■ WORK ORDER
The data must be returned in full, with no character altered.

■ RECORD EXTRACTS
----------------

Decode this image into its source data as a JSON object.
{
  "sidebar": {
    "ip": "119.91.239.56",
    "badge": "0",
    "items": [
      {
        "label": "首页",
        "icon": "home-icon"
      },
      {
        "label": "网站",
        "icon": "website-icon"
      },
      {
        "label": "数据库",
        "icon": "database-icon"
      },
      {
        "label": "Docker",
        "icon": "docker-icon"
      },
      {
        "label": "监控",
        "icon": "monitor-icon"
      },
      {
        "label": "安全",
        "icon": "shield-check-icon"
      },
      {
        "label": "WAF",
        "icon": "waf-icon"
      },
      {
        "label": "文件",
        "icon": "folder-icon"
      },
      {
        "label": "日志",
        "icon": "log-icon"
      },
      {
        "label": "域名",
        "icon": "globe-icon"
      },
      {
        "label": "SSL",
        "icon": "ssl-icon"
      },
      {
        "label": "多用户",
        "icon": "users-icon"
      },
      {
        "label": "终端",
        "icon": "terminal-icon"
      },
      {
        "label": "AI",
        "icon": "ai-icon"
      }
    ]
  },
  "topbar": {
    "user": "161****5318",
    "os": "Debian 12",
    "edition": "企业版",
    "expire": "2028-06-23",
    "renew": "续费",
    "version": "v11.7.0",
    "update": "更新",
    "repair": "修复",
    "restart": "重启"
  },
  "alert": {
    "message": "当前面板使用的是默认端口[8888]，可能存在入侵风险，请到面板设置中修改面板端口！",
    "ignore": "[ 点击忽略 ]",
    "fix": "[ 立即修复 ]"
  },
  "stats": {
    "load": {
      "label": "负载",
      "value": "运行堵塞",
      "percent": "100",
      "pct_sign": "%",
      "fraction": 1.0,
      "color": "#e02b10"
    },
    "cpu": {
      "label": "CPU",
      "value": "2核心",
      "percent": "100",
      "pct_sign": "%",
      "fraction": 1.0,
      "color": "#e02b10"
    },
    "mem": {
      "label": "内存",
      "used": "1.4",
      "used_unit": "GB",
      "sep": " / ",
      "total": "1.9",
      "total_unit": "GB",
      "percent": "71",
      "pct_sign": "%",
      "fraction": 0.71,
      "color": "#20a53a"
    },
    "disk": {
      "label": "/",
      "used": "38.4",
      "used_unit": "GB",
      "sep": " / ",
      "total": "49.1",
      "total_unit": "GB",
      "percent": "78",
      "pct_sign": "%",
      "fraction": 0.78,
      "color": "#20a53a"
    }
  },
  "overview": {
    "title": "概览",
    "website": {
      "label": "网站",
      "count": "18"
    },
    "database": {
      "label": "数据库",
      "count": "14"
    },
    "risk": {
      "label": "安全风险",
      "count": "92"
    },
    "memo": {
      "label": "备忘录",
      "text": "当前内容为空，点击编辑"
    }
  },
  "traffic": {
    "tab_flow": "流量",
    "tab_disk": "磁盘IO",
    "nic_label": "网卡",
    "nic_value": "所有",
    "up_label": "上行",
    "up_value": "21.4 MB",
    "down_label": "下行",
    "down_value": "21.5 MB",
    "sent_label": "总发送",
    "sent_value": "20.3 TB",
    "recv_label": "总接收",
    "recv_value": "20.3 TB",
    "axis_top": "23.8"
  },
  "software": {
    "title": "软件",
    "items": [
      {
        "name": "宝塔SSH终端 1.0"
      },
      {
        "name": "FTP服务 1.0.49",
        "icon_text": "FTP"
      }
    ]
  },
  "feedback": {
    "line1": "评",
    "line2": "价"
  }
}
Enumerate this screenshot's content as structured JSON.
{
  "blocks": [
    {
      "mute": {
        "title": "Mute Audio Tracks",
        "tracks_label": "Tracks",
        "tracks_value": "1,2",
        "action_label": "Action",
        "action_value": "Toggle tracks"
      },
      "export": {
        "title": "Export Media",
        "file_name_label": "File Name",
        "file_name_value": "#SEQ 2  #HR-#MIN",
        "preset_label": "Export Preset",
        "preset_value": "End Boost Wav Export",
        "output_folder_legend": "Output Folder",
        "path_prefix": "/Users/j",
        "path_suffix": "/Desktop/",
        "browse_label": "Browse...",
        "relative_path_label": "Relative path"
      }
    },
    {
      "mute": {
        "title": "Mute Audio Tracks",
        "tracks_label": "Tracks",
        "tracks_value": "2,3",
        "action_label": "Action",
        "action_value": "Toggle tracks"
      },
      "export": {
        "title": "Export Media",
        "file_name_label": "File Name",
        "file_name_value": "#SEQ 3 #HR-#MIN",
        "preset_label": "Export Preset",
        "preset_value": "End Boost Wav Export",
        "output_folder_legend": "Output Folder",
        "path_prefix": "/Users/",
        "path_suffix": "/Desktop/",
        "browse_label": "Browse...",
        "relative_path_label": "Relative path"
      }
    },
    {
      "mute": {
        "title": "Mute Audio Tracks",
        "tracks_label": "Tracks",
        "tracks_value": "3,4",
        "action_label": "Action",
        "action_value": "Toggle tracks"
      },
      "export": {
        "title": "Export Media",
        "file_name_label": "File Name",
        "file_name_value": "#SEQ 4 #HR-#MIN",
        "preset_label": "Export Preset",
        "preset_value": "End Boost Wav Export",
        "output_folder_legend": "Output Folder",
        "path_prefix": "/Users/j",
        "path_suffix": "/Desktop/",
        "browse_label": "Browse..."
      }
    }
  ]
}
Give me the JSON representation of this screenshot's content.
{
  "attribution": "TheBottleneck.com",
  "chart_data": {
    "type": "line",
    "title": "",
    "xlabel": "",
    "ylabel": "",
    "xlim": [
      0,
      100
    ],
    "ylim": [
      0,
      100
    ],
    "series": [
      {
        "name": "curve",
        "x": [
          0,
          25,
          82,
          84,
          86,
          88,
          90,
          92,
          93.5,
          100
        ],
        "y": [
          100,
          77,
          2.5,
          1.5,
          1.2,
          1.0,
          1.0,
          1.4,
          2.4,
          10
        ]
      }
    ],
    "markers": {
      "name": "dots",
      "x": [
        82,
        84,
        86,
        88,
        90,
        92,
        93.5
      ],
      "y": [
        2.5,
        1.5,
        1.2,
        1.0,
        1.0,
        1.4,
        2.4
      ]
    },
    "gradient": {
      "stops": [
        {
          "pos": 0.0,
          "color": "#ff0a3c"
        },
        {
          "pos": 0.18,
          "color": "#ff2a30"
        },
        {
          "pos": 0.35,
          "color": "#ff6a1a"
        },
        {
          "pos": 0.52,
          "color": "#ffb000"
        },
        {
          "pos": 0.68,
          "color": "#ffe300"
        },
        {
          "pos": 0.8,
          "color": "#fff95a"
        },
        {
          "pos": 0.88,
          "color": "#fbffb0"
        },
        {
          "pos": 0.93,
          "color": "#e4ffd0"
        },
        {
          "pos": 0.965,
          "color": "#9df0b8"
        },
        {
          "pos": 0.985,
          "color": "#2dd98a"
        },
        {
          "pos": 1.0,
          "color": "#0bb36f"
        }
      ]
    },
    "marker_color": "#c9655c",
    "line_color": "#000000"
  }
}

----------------

■ TASK ANSWER
Decode this image into its source data as a JSON object.
{
  "sidebar": {
    "ip": "119.91.239.56",
    "badge": "0",
    "items": [
      {
        "label": "首页",
        "icon": "home-icon"
      },
      {
        "label": "网站",
        "icon": "website-icon"
      },
      {
        "label": "数据库",
        "icon": "database-icon"
      },
      {
        "label": "Docker",
        "icon": "docker-icon"
      },
      {
        "label": "监控",
        "icon": "monitor-icon"
      },
      {
        "label": "安全",
        "icon": "shield-check-icon"
      },
      {
        "label": "WAF",
        "icon": "waf-icon"
      },
      {
        "label": "文件",
        "icon": "folder-icon"
      },
      {
        "label": "日志",
        "icon": "log-icon"
      },
      {
        "label": "域名",
        "icon": "globe-icon"
      },
      {
        "label": "SSL",
        "icon": "ssl-icon"
      },
      {
        "label": "多用户",
        "icon": "users-icon"
      },
      {
        "label": "终端",
        "icon": "terminal-icon"
      },
      {
        "label": "AI",
        "icon": "ai-icon"
      }
    ]
  },
  "topbar": {
    "user": "161****5318",
    "os": "Debian 12",
    "edition": "企业版",
    "expire": "2028-06-23",
    "renew": "续费",
    "version": "v11.7.0",
    "update": "更新",
    "repair": "修复",
    "restart": "重启"
  },
  "alert": {
    "message": "当前面板使用的是默认端口[8888]，可能存在入侵风险，请到面板设置中修改面板端口！",
    "ignore": "[ 点击忽略 ]",
    "fix": "[ 立即修复 ]"
  },
  "stats": {
    "load": {
      "label": "负载",
      "value": "运行堵塞",
      "percent": "100",
      "pct_sign": "%",
      "fraction": 1.0,
      "color": "#e02b10"
    },
    "cpu": {
      "label": "CPU",
      "value": "2核心",
      "percent": "100",
      "pct_sign": "%",
      "fraction": 1.0,
      "color": "#e02b10"
    },
    "mem": {
      "label": "内存",
      "used": "1.4",
      "used_unit": "GB",
      "sep": " / ",
      "total": "1.9",
      "total_unit": "GB",
      "percent": "71",
      "pct_sign": "%",
      "fraction": 0.71,
      "color": "#20a53a"
    },
    "disk": {
      "label": "/",
      "used": "38.4",
      "used_unit": "GB",
      "sep": " / ",
      "total": "49.1",
      "total_unit": "GB",
      "percent": "78",
      "pct_sign": "%",
      "fraction": 0.78,
      "color": "#20a53a"
    }
  },
  "overview": {
    "title": "概览",
    "website": {
      "label": "网站",
      "count": "18"
    },
    "database": {
      "label": "数据库",
      "count": "14"
    },
    "risk": {
      "label": "安全风险",
      "count": "92"
    },
    "memo": {
      "label": "备忘录",
      "text": "当前内容为空，点击编辑"
    }
  },
  "traffic": {
    "tab_flow": "流量",
    "tab_disk": "磁盘IO",
    "nic_label": "网卡",
    "nic_value": "所有",
    "up_label": "上行",
    "up_value": "21.4 MB",
    "down_label": "下行",
    "down_value": "21.5 MB",
    "sent_label": "总发送",
    "sent_value": "20.3 TB",
    "recv_label": "总接收",
    "recv_value": "20.3 TB",
    "axis_top": "23.8"
  },
  "software": {
    "title": "软件",
    "items": [
      {
        "name": "宝塔SSH终端 1.0"
      },
      {
        "name": "FTP服务 1.0.49",
        "icon_text": "FTP"
      }
    ]
  },
  "feedback": {
    "line1": "评",
    "line2": "价"
  }
}
Enumerate this screenshot's content as structured JSON.
{
  "blocks": [
    {
      "mute": {
        "title": "Mute Audio Tracks",
        "tracks_label": "Tracks",
        "tracks_value": "1,2",
        "action_label": "Action",
        "action_value": "Toggle tracks"
      },
      "export": {
        "title": "Export Media",
        "file_name_label": "File Name",
        "file_name_value": "#SEQ 2  #HR-#MIN",
        "preset_label": "Export Preset",
        "preset_value": "End Boost Wav Export",
        "output_folder_legend": "Output Folder",
        "path_prefix": "/Users/j",
        "path_suffix": "/Desktop/",
        "browse_label": "Browse...",
        "relative_path_label": "Relative path"
      }
    },
    {
      "mute": {
        "title": "Mute Audio Tracks",
        "tracks_label": "Tracks",
        "tracks_value": "2,3",
        "action_label": "Action",
        "action_value": "Toggle tracks"
      },
      "export": {
        "title": "Export Media",
        "file_name_label": "File Name",
        "file_name_value": "#SEQ 3 #HR-#MIN",
        "preset_label": "Export Preset",
        "preset_value": "End Boost Wav Export",
        "output_folder_legend": "Output Folder",
        "path_prefix": "/Users/",
        "path_suffix": "/Desktop/",
        "browse_label": "Browse...",
        "relative_path_label": "Relative path"
      }
    },
    {
      "mute": {
        "title": "Mute Audio Tracks",
        "tracks_label": "Tracks",
        "tracks_value": "3,4",
        "action_label": "Action",
        "action_value": "Toggle tracks"
      },
      "export": {
        "title": "Export Media",
        "file_name_label": "File Name",
        "file_name_value": "#SEQ 4 #HR-#MIN",
        "preset_label": "Export Preset",
        "preset_value": "End Boost Wav Export",
        "output_folder_legend": "Output Folder",
        "path_prefix": "/Users/j",
        "path_suffix": "/Desktop/",
        "browse_label": "Browse..."
      }
    }
  ]
}
Give me the JSON representation of this screenshot's content.
{
  "attribution": "TheBottleneck.com",
  "chart_data": {
    "type": "line",
    "title": "",
    "xlabel": "",
    "ylabel": "",
    "xlim": [
      0,
      100
    ],
    "ylim": [
      0,
      100
    ],
    "series": [
      {
        "name": "curve",
        "x": [
          0,
          25,
          82,
          84,
          86,
          88,
          90,
          92,
          93.5,
          100
        ],
        "y": [
          100,
          77,
          2.5,
          1.5,
          1.2,
          1.0,
          1.0,
          1.4,
          2.4,
          10
        ]
      }
    ],
    "markers": {
      "name": "dots",
      "x": [
        82,
        84,
        86,
        88,
        90,
        92,
        93.5
      ],
      "y": [
        2.5,
        1.5,
        1.2,
        1.0,
        1.0,
        1.4,
        2.4
      ]
    },
    "gradient": {
      "stops": [
        {
          "pos": 0.0,
          "color": "#ff0a3c"
        },
        {
          "pos": 0.18,
          "color": "#ff2a30"
        },
        {
          "pos": 0.35,
          "color": "#ff6a1a"
        },
        {
          "pos": 0.52,
          "color": "#ffb000"
        },
        {
          "pos": 0.68,
          "color": "#ffe300"
        },
        {
          "pos": 0.8,
          "color": "#fff95a"
        },
        {
          "pos": 0.88,
          "color": "#fbffb0"
        },
        {
          "pos": 0.93,
          "color": "#e4ffd0"
        },
        {
          "pos": 0.965,
          "color": "#9df0b8"
        },
        {
          "pos": 0.985,
          "color": "#2dd98a"
        },
        {
          "pos": 1.0,
          "color": "#0bb36f"
        }
      ]
    },
    "marker_color": "#c9655c",
    "line_color": "#000000"
  }
}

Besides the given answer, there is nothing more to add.